Housing lawyers have urged the government to rethink and redraft its ban on evictions, which they say has been watered down after its latest extension.
The Ministry of Housing, Communities and Local Government announced on Friday that it was extending the ban, which had been due to end today, for another six weeks as a result of England being locked down a third time. The ban on bailiff evictions for all but the most egregious cases will be extended until at least 21 February and the measures will be kept under review.
However, shortly after the legislation was published on Friday afternoon, housing solicitor Giles Peaker, a partner at Anthony Gold Solicitors, highlighted concerns.
On his Nearly Legal website, he posted: ‘There is a change from nine months arrears to six months arrears, and, unlike the previous regulations, there is no stipulation that the amount of arrears must be at the date of the possession order, and there is no stipulation that arrears after 23 March can’t be counted.’
The Housing Law Practitioners Association said: ‘These changes mean that families and individuals can be evicted now because of arrears that have come about solely due to the coronavirus crisis. Even if [tenants] are infected by the virus they can be evicted and left to make contact with many other people trying to find new accommodation. It is unthinkable that the ban on evictions should be watered down at this time when the public health crisis is at its highest point ever and yet that is what the government has done.
‘Minister Robert Jenrick said on 26 March 2020 that "no one should lose their home as a result of the coronavirus epidemic." That was right in March 2020. It is even more so now. His department must rethink and then redraft the eviction ban regulation.’
The government also announced that a mediation pilot will begin next month to support landlords and tenants who face court procedures and potential eviction. The pilot will offer mediation as part of the possession process.

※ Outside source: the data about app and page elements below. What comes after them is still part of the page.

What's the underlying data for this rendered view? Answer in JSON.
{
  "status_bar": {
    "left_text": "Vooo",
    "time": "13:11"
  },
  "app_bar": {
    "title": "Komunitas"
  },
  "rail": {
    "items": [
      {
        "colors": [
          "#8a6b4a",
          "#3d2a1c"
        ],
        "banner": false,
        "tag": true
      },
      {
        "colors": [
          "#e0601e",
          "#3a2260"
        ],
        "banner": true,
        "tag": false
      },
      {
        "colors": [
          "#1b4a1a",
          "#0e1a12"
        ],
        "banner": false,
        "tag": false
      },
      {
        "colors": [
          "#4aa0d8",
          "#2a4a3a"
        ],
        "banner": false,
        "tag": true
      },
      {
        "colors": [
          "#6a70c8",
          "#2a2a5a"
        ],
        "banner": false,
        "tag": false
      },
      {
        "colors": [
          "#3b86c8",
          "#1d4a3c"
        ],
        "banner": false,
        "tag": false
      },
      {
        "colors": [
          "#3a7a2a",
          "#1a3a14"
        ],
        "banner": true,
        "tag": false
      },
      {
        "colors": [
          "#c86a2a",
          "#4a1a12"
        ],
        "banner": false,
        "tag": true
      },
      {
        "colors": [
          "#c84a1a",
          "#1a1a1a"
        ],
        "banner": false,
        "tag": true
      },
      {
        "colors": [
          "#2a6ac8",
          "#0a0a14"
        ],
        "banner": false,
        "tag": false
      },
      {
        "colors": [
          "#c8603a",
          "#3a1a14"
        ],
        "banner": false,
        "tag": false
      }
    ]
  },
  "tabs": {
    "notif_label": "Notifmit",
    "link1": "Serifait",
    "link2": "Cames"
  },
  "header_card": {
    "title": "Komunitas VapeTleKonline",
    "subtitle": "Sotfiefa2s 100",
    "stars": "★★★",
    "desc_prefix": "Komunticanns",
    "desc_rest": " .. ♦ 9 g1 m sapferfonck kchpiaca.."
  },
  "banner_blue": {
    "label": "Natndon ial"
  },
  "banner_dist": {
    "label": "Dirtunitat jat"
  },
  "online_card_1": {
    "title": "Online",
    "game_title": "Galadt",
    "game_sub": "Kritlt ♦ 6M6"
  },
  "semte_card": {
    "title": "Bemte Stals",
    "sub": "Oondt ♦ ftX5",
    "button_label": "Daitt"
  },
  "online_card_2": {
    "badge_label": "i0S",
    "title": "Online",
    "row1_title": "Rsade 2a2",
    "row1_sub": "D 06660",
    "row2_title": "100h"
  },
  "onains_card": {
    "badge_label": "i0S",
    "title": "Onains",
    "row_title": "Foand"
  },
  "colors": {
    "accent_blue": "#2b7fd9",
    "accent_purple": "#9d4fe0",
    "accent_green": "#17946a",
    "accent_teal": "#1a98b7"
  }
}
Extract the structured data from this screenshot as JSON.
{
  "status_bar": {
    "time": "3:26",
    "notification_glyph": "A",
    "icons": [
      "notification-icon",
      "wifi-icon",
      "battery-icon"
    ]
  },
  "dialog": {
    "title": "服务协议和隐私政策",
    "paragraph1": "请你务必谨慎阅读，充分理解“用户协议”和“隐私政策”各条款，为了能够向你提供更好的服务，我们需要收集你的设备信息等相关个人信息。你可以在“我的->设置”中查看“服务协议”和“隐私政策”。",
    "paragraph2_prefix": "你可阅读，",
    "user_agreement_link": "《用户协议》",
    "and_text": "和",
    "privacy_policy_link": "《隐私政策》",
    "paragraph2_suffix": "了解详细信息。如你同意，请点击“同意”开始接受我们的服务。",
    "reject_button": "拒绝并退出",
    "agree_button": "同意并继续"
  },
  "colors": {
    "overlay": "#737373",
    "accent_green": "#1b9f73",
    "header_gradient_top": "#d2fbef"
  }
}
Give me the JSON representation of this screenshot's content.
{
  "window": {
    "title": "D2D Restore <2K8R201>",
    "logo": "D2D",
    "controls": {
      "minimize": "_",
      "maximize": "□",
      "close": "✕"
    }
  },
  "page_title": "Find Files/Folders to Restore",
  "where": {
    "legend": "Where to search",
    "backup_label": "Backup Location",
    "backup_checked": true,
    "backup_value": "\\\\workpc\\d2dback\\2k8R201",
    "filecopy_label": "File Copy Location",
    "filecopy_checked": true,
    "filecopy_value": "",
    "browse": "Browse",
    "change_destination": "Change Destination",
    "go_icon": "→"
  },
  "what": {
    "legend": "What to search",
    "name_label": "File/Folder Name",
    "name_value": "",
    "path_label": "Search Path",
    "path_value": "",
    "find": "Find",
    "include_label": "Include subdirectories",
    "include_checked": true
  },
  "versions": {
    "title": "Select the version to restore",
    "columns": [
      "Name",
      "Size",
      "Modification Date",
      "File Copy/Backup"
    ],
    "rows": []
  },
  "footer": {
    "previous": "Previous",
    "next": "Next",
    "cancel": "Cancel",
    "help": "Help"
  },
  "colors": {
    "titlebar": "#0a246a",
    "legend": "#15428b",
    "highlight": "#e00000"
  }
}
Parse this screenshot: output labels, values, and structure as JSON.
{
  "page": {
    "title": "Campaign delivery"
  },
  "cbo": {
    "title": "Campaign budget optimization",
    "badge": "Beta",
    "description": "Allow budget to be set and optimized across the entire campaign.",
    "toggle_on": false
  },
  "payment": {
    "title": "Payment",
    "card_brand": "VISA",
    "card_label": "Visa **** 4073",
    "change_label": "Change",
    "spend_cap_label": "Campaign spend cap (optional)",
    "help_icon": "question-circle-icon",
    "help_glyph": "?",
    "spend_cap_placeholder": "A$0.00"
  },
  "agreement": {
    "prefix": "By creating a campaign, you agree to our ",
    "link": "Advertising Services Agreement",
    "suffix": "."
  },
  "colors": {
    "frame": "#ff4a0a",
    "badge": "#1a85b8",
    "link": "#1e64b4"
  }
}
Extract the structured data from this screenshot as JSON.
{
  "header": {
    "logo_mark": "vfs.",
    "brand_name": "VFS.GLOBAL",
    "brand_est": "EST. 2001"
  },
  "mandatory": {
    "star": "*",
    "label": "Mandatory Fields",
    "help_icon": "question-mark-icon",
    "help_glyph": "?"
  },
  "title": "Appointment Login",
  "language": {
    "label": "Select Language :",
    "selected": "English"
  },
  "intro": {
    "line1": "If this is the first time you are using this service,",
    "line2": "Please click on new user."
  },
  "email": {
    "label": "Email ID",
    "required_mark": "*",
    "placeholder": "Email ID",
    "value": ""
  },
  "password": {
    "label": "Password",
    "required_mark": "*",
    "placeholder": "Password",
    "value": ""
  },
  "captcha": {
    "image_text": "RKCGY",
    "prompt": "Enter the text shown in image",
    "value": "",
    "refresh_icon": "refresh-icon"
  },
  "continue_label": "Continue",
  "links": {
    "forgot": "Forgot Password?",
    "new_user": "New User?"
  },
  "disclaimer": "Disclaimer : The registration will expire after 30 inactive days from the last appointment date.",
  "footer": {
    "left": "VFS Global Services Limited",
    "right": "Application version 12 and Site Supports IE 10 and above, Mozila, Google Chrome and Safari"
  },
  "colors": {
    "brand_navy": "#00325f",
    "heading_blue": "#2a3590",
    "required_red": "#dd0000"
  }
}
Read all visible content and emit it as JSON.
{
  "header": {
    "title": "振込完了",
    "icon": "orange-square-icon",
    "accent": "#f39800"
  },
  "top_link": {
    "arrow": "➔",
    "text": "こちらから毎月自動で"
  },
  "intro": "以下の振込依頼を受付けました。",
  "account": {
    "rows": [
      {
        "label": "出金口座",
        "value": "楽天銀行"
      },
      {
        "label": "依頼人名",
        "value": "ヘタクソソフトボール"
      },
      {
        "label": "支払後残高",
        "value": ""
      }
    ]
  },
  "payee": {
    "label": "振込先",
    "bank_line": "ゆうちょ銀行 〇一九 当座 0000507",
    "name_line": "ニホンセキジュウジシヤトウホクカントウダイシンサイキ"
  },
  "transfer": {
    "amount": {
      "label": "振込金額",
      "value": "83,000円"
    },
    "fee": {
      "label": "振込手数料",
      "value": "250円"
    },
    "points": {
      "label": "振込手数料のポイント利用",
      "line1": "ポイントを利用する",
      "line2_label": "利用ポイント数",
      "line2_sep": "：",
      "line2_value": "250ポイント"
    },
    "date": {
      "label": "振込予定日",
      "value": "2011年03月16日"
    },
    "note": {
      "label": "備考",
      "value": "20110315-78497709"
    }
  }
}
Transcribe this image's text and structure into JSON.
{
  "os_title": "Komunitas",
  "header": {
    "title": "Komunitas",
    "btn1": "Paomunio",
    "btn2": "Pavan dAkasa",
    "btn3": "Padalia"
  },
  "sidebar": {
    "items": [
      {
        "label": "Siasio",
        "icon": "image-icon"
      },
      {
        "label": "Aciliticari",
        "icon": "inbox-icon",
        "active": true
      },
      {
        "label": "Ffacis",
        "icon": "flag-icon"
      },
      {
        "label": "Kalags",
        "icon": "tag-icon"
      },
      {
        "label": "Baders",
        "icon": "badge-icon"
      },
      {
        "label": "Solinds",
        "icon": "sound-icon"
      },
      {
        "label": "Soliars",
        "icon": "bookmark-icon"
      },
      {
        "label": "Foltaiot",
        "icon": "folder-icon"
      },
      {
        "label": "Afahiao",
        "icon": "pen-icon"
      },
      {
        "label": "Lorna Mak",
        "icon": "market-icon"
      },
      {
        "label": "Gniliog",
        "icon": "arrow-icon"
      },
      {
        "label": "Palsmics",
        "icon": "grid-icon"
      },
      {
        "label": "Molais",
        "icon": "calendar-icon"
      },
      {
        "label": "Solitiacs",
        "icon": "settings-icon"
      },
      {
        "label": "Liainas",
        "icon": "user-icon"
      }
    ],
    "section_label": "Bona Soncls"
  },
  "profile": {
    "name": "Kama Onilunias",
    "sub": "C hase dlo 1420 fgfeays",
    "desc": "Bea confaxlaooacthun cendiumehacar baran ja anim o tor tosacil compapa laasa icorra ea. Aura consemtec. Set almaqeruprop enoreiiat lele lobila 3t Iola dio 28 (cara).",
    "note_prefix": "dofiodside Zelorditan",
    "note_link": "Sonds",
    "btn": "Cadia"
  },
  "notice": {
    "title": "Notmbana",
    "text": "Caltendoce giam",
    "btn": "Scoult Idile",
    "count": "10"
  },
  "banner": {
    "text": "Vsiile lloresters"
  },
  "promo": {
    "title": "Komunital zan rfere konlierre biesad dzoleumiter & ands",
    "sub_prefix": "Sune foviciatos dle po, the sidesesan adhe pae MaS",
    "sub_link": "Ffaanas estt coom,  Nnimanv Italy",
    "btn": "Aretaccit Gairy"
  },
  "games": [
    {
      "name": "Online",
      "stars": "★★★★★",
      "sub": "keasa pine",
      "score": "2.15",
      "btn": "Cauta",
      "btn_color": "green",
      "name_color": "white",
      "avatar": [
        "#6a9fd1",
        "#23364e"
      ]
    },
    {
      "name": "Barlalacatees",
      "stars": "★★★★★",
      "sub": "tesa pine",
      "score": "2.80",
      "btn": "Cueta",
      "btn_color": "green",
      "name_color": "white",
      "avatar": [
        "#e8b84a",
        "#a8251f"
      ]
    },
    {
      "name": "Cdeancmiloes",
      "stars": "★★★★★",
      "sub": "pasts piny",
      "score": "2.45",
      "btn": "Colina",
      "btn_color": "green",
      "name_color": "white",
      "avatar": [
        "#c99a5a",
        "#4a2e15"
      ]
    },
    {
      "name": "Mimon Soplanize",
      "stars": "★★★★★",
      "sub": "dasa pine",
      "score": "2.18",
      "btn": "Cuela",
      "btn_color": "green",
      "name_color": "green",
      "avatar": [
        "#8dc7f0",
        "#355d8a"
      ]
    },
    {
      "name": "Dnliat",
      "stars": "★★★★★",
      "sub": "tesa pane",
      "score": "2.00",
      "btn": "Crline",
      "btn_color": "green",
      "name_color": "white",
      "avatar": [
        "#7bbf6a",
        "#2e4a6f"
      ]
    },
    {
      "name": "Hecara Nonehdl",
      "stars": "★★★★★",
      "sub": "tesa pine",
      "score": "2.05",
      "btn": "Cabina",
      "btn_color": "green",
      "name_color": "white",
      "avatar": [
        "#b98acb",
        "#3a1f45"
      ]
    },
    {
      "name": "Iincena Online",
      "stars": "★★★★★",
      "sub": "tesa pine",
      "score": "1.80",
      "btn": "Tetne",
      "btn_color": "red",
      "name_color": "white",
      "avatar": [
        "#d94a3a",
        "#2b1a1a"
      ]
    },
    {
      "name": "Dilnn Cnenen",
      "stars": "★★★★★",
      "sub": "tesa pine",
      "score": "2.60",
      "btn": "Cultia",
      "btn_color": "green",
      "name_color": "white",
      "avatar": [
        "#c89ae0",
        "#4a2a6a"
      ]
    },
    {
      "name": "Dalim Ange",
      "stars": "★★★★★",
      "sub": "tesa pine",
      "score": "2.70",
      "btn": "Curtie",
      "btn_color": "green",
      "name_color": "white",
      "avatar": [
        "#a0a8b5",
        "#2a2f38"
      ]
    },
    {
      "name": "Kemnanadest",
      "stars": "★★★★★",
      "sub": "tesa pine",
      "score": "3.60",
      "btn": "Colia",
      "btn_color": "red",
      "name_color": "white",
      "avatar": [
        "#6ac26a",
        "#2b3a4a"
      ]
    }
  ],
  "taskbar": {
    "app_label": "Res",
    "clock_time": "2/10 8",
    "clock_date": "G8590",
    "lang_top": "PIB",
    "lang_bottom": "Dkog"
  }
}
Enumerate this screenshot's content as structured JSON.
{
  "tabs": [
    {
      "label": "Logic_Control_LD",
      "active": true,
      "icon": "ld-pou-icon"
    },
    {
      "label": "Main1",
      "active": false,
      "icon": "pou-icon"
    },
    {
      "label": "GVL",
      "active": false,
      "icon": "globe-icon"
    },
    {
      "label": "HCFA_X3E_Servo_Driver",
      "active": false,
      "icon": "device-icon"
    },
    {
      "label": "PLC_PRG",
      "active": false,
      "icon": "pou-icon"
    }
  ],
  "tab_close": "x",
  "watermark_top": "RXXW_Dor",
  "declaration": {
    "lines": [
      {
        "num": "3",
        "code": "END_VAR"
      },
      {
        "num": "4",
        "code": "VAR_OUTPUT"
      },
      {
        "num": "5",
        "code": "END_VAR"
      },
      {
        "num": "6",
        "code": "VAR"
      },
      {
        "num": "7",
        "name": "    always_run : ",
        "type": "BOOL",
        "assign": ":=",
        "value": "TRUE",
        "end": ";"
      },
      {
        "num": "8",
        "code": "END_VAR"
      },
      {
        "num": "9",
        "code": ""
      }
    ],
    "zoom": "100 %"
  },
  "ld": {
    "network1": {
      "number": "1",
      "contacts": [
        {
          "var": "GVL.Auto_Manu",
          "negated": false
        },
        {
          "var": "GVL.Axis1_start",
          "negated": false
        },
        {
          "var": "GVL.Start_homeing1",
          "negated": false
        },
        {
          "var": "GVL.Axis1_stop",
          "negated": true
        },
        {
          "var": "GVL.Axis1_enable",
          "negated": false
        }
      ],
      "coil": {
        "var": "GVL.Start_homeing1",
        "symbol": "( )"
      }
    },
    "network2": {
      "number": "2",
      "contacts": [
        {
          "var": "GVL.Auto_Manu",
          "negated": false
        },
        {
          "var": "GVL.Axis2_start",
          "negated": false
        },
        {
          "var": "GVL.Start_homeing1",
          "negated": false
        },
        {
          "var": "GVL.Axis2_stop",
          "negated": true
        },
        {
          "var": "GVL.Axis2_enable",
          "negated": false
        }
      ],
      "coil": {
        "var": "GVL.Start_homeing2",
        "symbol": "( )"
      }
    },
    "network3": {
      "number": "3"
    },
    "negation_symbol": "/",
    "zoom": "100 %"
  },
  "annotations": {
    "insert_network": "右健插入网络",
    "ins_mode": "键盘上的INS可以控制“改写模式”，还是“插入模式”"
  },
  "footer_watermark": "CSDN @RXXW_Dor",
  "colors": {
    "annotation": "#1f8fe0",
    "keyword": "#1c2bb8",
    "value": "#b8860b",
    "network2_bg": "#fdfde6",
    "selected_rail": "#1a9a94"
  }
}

Housing solicitor Jeinsen Lam, based in the Croydon office of South West London Law Centres, said the pilot was well intentioned but ‘is a distraction from both the benefit policies that set up many tenants to fail and the decimated housing legal aid provider base that leaves many unable to access professional legal advice’.
He added: ‘We are all too aware that many of the clients law centres have represented in recent times would have been made homeless had they not been entitled to our representation through legal aid. If the government wants to reduce the number of possession cases, and encourage early settlement, they should provide financial support to those in rent arrears, bring welfare benefits/debt back into scope and reverse the critical decline in the number of housing legal aid providers.’